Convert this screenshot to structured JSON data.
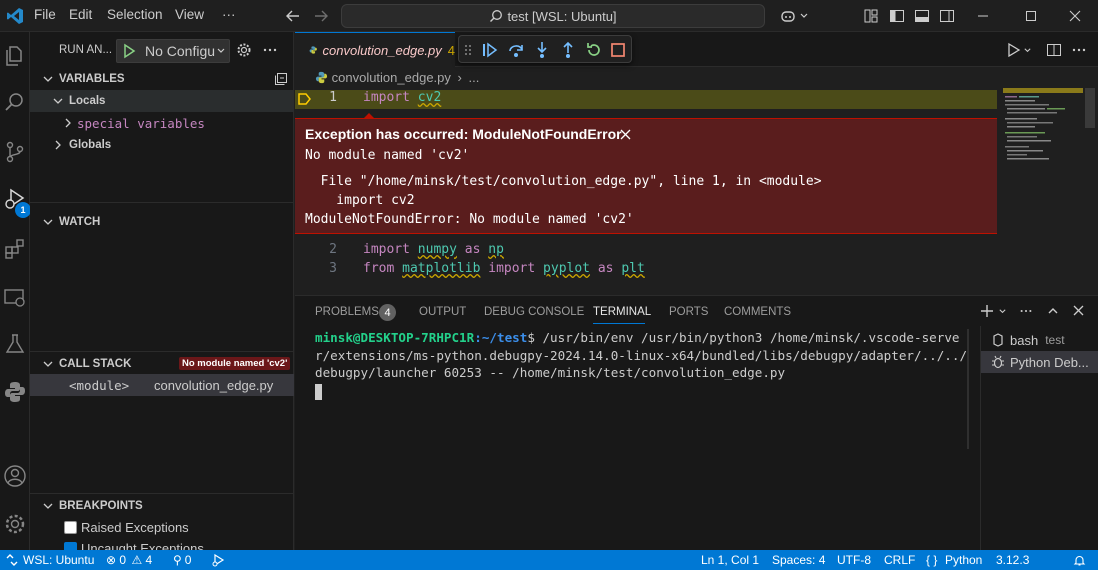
{
  "titlebar": {
    "menu": [
      "File",
      "Edit",
      "Selection",
      "View",
      "···"
    ],
    "search": "test [WSL: Ubuntu]"
  },
  "sidebar": {
    "run_label": "RUN AN...",
    "config": "No Configu",
    "variables": "VARIABLES",
    "locals": "Locals",
    "special_variables": "special variables",
    "globals": "Globals",
    "watch": "WATCH",
    "call_stack": "CALL STACK",
    "call_stack_badge": "No module named 'cv2'",
    "frame_name": "<module>",
    "frame_file": "convolution_edge.py",
    "breakpoints": "BREAKPOINTS",
    "bp_raised": "Raised Exceptions",
    "bp_uncaught": "Uncaught Exceptions"
  },
  "activity": {
    "debug_badge": "1"
  },
  "editor": {
    "tab_label": "convolution_edge.py",
    "tab_problems": "4",
    "breadcrumb_file": "convolution_edge.py",
    "breadcrumb_more": "...",
    "lines": [
      {
        "num": "1",
        "parts": [
          [
            "kw",
            "import"
          ],
          [
            "",
            " "
          ],
          [
            "mod",
            "cv2"
          ]
        ]
      },
      {
        "num": "2",
        "parts": [
          [
            "kw",
            "import"
          ],
          [
            "",
            " "
          ],
          [
            "mod",
            "numpy"
          ],
          [
            "",
            " "
          ],
          [
            "kw",
            "as"
          ],
          [
            "",
            " "
          ],
          [
            "mod",
            "np"
          ]
        ]
      },
      {
        "num": "3",
        "parts": [
          [
            "kw",
            "from"
          ],
          [
            "",
            " "
          ],
          [
            "mod",
            "matplotlib"
          ],
          [
            "",
            " "
          ],
          [
            "kw",
            "import"
          ],
          [
            "",
            " "
          ],
          [
            "mod",
            "pyplot"
          ],
          [
            "",
            " "
          ],
          [
            "kw",
            "as"
          ],
          [
            "",
            " "
          ],
          [
            "mod",
            "plt"
          ]
        ]
      }
    ],
    "exception": {
      "title": "Exception has occurred: ModuleNotFoundError",
      "message": "No module named 'cv2'",
      "trace1": "  File \"/home/minsk/test/convolution_edge.py\", line 1, in <module>",
      "trace2": "    import cv2",
      "trace3": "ModuleNotFoundError: No module named 'cv2'"
    }
  },
  "panel": {
    "tabs": [
      "PROBLEMS",
      "OUTPUT",
      "DEBUG CONSOLE",
      "TERMINAL",
      "PORTS",
      "COMMENTS"
    ],
    "problems_count": "4",
    "prompt_user": "minsk@DESKTOP-7RHPC1R",
    "prompt_path": ":~/test",
    "command": "$  /usr/bin/env /usr/bin/python3 /home/minsk/.vscode-server/extensions/ms-python.debugpy-2024.14.0-linux-x64/bundled/libs/debugpy/adapter/../../debugpy/launcher 60253 -- /home/minsk/test/convolution_edge.py",
    "terminals": [
      {
        "name": "bash",
        "detail": "test"
      },
      {
        "name": "Python Deb...",
        "detail": ""
      }
    ]
  },
  "statusbar": {
    "remote": "WSL: Ubuntu",
    "errors": "0",
    "warnings": "4",
    "ports": "0",
    "position": "Ln 1, Col 1",
    "spaces": "Spaces: 4",
    "encoding": "UTF-8",
    "eol": "CRLF",
    "language": "Python",
    "version": "3.12.3"
  },
  "colors": {
    "accent": "#0078d4",
    "exception_bg": "#5a1d1d",
    "keyword": "#c586c0",
    "module": "#4ec9b0"
  }
}
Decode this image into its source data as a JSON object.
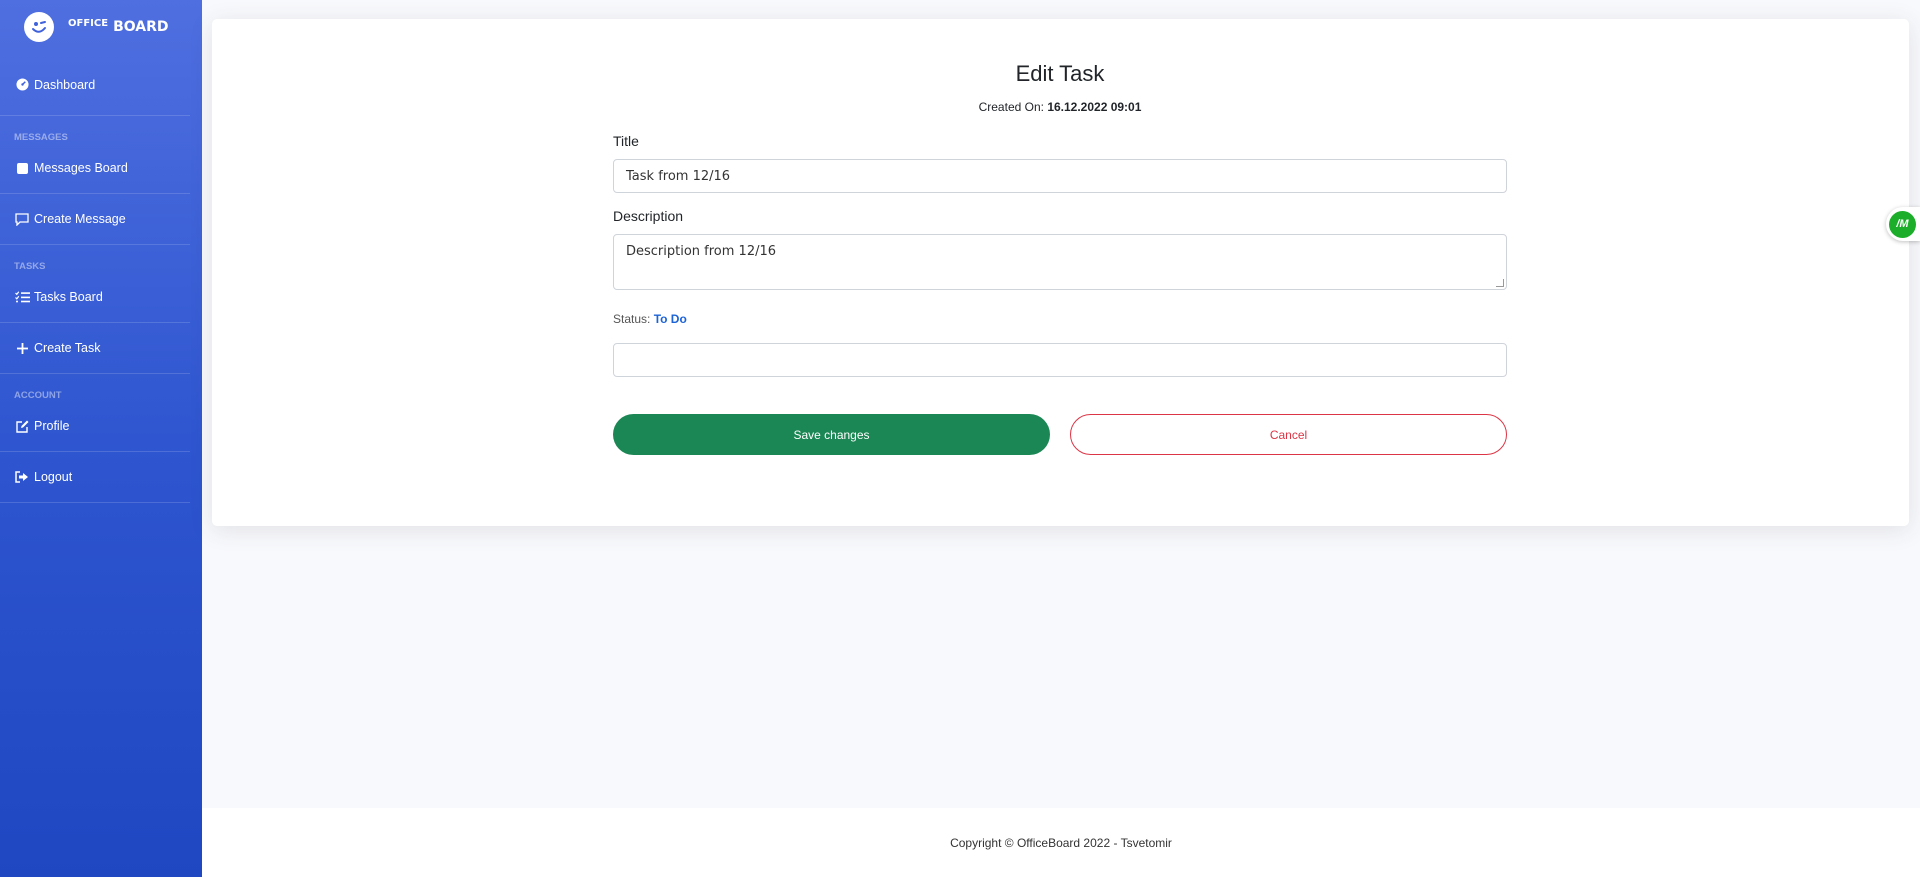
{
  "brand": {
    "small": "OFFICE",
    "big": "BOARD"
  },
  "sidebar": {
    "dashboard": "Dashboard",
    "heading_messages": "MESSAGES",
    "messages_board": "Messages Board",
    "create_message": "Create Message",
    "heading_tasks": "TASKS",
    "tasks_board": "Tasks Board",
    "create_task": "Create Task",
    "heading_account": "ACCOUNT",
    "profile": "Profile",
    "logout": "Logout"
  },
  "form": {
    "heading": "Edit Task",
    "created_label": "Created On:",
    "created_value": "16.12.2022 09:01",
    "title_label": "Title",
    "title_value": "Task from 12/16",
    "description_label": "Description",
    "description_value": "Description from 12/16",
    "status_label": "Status:",
    "status_value": "To Do",
    "extra_value": "",
    "save_label": "Save changes",
    "cancel_label": "Cancel"
  },
  "floater": {
    "text": "/M"
  },
  "footer": {
    "text": "Copyright © OfficeBoard 2022 - Tsvetomir"
  },
  "colors": {
    "sidebar_top": "#4f6fe0",
    "sidebar_bottom": "#1f47c2",
    "save": "#1b8754",
    "cancel": "#dc3545",
    "status": "#1c63d6"
  }
}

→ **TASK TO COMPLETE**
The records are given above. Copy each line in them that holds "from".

→ **RESPONSE BOX**
            "from"
    "title_value": "Task from 12/16",
    "description_value": "Description from 12/16",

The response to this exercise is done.